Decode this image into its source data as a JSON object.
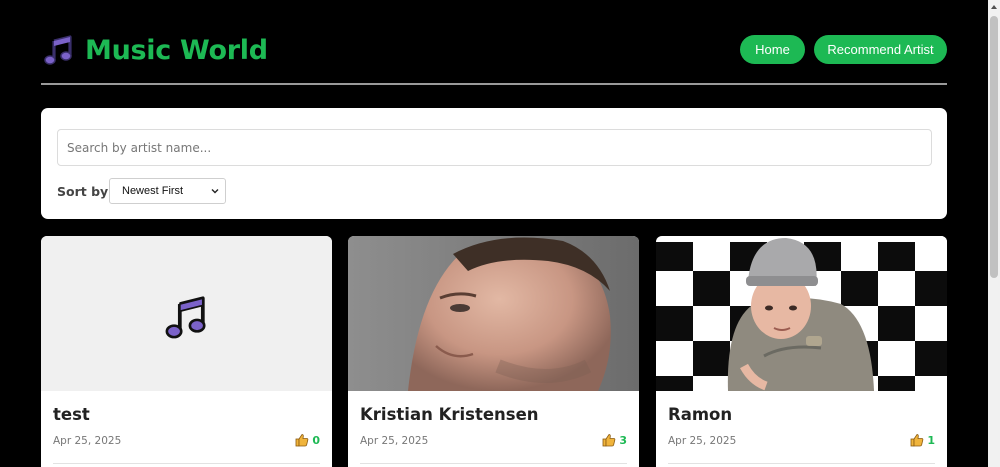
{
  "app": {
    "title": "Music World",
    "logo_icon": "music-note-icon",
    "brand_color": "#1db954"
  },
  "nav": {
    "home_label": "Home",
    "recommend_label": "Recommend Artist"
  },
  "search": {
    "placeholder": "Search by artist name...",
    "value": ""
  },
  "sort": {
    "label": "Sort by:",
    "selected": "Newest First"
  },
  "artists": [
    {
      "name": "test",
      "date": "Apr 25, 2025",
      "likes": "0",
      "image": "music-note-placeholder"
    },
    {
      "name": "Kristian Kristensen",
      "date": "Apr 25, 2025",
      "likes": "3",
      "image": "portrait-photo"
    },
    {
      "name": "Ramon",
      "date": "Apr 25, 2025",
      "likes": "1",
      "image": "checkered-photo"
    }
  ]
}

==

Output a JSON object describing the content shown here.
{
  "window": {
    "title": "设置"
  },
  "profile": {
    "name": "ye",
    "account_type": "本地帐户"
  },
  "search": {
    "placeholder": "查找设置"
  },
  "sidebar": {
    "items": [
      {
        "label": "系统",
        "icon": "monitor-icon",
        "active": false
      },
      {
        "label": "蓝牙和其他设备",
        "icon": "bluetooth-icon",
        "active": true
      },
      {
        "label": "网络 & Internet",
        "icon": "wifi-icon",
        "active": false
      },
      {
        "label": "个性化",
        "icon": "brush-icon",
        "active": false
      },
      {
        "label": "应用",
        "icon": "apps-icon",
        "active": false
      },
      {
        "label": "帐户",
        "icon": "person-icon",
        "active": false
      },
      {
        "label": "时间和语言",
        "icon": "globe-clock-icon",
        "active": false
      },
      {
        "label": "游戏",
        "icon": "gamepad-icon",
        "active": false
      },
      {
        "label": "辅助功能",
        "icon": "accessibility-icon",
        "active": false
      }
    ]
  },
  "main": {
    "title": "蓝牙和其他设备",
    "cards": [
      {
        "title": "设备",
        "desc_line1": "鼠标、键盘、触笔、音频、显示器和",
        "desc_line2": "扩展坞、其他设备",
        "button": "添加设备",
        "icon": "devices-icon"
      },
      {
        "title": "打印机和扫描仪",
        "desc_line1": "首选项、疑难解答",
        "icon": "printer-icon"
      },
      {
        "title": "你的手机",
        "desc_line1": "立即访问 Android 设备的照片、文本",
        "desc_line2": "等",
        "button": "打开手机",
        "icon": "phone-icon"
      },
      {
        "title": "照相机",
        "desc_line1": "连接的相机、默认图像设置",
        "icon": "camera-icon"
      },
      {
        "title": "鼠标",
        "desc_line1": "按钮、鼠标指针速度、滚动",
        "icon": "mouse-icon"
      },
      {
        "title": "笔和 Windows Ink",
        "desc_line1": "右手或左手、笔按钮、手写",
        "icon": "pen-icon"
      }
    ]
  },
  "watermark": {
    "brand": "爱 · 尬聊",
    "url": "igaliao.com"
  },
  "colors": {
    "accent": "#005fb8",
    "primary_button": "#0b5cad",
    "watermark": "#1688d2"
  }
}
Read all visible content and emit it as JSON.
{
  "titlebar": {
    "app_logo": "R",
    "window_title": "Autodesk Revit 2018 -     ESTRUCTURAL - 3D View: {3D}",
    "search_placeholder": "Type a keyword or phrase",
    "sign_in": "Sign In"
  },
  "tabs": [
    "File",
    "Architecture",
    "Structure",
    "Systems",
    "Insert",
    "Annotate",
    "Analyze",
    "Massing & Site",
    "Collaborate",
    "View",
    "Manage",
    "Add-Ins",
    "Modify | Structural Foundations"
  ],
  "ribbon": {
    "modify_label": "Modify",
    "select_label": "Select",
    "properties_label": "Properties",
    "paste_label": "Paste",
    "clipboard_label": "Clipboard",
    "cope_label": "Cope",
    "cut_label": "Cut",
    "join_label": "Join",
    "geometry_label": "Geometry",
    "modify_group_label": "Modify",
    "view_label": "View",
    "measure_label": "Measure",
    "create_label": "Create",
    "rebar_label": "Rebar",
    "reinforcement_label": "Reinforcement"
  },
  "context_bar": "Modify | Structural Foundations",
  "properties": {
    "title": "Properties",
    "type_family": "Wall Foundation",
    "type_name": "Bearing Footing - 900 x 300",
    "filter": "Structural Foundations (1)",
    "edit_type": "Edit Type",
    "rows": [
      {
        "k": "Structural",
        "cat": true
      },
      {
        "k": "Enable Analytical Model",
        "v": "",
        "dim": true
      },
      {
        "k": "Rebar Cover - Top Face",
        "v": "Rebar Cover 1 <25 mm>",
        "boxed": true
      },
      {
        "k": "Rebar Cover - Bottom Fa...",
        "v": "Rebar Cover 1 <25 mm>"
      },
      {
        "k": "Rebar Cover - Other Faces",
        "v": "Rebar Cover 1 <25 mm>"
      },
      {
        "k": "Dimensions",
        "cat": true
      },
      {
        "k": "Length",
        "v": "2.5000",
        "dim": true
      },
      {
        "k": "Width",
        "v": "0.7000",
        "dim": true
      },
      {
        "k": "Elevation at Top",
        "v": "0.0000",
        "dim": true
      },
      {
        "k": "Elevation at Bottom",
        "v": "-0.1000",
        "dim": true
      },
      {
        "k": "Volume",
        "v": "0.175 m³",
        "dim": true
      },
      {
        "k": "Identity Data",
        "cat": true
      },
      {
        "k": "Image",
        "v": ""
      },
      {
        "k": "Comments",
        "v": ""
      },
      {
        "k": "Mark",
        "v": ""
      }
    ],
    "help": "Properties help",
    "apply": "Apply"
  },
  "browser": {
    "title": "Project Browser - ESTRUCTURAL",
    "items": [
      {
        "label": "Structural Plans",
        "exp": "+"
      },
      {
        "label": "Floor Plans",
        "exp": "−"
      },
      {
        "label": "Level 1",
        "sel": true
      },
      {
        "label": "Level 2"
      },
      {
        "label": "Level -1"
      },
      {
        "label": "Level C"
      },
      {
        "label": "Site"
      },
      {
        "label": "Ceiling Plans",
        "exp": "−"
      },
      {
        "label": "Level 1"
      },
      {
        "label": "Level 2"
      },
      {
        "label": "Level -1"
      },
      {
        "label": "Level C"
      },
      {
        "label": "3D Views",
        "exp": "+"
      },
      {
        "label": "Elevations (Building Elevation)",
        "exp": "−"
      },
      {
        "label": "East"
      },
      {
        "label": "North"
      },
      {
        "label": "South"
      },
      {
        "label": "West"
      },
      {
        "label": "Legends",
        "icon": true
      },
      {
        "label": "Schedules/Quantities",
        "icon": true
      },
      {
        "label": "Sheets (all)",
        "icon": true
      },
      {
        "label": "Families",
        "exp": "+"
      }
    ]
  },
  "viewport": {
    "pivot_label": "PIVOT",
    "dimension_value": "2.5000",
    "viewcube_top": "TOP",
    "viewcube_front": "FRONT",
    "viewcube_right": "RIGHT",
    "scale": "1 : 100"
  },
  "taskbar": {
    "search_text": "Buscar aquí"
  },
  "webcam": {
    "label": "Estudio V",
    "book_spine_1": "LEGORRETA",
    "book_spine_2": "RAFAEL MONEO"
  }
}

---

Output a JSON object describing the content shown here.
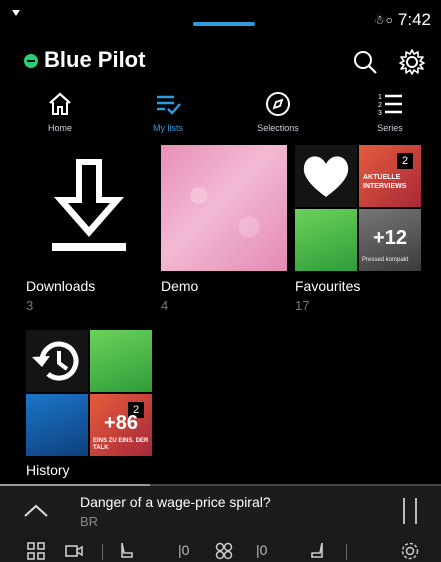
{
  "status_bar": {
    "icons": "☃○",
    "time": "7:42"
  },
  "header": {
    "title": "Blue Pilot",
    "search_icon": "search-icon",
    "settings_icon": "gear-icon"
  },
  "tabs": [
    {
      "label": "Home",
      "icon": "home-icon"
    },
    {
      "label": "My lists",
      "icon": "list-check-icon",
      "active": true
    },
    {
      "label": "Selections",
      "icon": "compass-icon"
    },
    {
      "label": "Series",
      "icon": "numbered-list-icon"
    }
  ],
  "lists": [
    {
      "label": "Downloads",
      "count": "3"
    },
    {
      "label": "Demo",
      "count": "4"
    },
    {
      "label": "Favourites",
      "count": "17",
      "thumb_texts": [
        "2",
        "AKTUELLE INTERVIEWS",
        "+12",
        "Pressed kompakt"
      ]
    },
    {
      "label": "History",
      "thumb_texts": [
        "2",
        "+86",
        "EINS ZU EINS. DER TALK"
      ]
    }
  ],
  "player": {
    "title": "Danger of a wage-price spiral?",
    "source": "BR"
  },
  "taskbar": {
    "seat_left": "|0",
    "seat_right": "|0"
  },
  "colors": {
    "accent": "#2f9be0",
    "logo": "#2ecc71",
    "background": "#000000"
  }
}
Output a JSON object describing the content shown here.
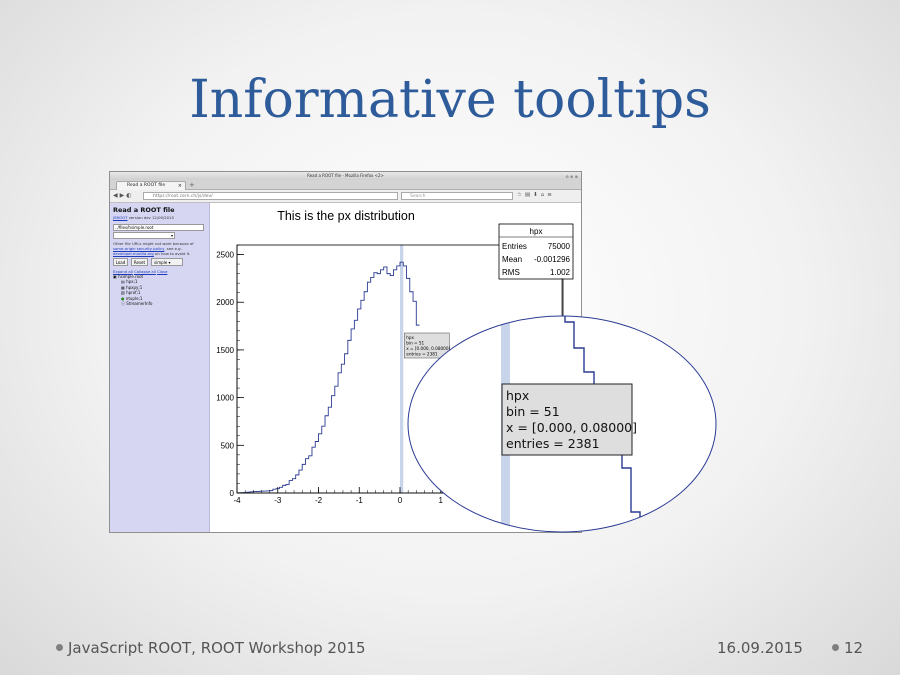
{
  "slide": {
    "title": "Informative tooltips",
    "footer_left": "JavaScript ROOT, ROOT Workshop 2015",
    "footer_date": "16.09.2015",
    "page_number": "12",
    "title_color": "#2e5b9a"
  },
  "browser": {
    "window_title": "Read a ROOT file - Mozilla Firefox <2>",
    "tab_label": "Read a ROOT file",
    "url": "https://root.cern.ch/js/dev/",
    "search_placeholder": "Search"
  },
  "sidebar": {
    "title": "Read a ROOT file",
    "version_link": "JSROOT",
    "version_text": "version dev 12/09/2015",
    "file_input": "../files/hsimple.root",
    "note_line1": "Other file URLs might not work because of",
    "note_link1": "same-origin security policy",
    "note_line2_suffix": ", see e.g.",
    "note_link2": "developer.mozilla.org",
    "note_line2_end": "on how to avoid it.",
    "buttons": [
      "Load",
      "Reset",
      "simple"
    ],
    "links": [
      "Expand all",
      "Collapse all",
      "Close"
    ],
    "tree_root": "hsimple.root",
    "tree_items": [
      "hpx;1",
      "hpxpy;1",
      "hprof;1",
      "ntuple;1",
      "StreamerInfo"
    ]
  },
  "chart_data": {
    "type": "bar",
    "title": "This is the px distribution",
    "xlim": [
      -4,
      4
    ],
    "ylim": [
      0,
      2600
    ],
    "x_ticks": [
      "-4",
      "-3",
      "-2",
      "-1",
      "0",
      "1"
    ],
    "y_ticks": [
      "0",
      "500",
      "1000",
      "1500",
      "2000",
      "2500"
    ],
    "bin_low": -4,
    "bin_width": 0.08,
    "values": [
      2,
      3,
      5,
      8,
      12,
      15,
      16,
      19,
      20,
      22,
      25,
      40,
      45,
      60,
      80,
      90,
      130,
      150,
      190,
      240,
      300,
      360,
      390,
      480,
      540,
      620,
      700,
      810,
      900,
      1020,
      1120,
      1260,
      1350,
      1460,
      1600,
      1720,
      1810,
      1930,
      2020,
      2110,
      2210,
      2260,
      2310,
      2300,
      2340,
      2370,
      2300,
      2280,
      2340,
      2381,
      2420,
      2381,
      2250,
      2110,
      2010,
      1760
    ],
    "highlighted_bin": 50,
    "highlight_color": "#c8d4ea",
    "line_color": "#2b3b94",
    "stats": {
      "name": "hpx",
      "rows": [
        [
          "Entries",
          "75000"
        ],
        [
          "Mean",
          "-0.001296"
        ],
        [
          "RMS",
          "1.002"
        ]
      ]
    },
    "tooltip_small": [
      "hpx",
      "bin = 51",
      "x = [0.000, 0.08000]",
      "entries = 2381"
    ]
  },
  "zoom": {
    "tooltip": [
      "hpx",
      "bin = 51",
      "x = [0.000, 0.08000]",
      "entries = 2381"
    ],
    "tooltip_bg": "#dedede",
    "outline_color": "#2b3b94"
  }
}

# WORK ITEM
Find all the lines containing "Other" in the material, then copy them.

# FINISHED EXERCISE
        "k": "Rebar Cover - Other Faces",
    "note_line1": "Other file URLs might not work because of",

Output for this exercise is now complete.